Element data from apps and pages:
+---+

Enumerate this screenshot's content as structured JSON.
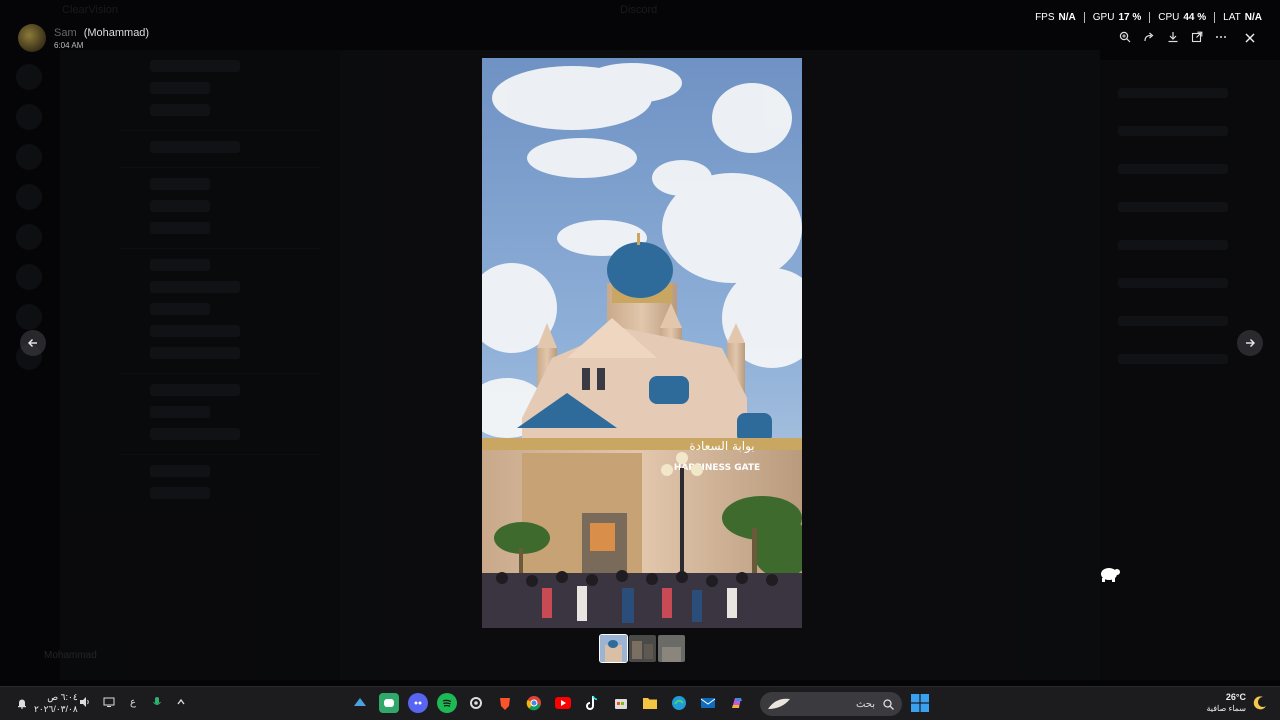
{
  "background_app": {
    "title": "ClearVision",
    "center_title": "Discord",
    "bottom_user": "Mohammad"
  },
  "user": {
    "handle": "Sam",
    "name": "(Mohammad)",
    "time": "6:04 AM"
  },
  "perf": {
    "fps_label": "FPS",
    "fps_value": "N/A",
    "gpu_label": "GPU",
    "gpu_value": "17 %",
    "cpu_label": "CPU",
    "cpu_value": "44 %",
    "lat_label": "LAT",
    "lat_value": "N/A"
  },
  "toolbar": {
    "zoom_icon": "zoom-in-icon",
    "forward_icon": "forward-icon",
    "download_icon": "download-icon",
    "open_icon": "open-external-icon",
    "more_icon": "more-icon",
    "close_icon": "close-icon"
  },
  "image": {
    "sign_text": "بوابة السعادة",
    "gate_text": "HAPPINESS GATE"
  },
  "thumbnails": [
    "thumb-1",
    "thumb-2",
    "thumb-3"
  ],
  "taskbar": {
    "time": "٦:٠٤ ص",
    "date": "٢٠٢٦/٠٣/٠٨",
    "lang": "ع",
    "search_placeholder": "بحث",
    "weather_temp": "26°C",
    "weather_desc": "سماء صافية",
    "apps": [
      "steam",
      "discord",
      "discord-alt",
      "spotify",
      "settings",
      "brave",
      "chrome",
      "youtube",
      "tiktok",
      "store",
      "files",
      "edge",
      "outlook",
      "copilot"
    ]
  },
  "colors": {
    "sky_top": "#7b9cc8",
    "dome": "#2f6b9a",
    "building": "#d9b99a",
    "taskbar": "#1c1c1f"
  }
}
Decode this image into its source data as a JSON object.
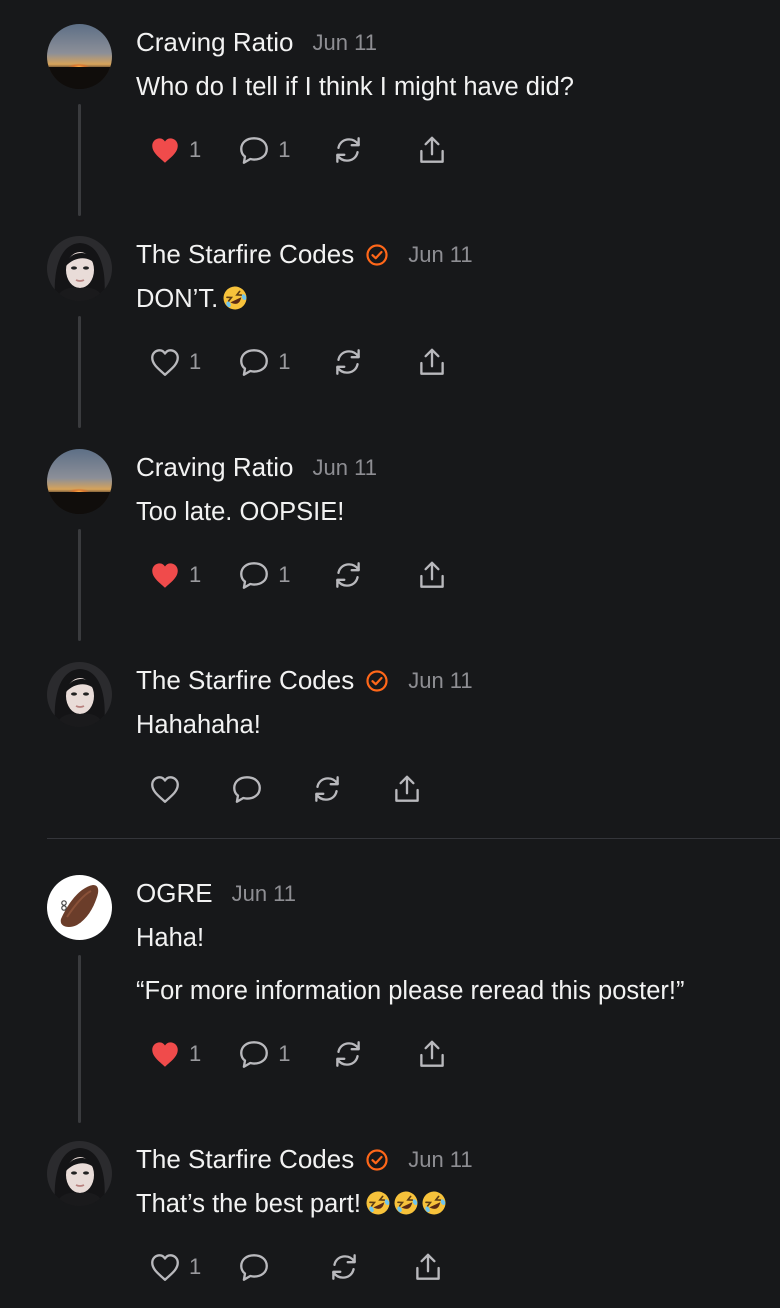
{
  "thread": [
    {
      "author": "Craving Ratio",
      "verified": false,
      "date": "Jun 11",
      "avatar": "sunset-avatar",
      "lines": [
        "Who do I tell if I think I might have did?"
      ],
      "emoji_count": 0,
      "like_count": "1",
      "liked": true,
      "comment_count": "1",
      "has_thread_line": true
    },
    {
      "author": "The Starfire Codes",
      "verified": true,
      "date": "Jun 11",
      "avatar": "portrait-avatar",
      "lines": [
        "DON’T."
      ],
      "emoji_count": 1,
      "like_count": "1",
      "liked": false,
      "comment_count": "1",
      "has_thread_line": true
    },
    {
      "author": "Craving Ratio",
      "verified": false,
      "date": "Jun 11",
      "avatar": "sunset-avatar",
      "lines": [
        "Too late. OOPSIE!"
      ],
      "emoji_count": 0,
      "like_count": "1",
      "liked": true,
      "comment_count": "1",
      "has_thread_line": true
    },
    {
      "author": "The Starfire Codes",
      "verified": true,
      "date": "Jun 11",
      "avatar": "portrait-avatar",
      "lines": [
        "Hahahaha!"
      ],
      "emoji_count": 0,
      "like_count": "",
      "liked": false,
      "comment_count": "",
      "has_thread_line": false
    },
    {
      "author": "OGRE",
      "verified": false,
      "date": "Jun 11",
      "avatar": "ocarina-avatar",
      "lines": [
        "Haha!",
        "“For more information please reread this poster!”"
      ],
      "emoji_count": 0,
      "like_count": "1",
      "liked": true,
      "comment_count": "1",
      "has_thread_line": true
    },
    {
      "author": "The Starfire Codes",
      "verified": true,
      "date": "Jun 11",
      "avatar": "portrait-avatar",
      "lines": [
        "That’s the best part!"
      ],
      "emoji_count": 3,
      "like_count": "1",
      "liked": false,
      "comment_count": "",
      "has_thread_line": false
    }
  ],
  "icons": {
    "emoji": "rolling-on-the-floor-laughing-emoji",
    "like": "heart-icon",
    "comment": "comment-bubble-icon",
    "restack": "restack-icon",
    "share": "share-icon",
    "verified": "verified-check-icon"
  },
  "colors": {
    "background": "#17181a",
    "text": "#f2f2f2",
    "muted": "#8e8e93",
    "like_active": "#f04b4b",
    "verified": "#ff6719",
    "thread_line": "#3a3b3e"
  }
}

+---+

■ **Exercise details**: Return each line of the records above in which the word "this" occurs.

■ **Your response**:
Enumerate this screenshot's content as structured JSON.
Decode this image into its source data as a JSON object.
        "“For more information please reread this poster!”"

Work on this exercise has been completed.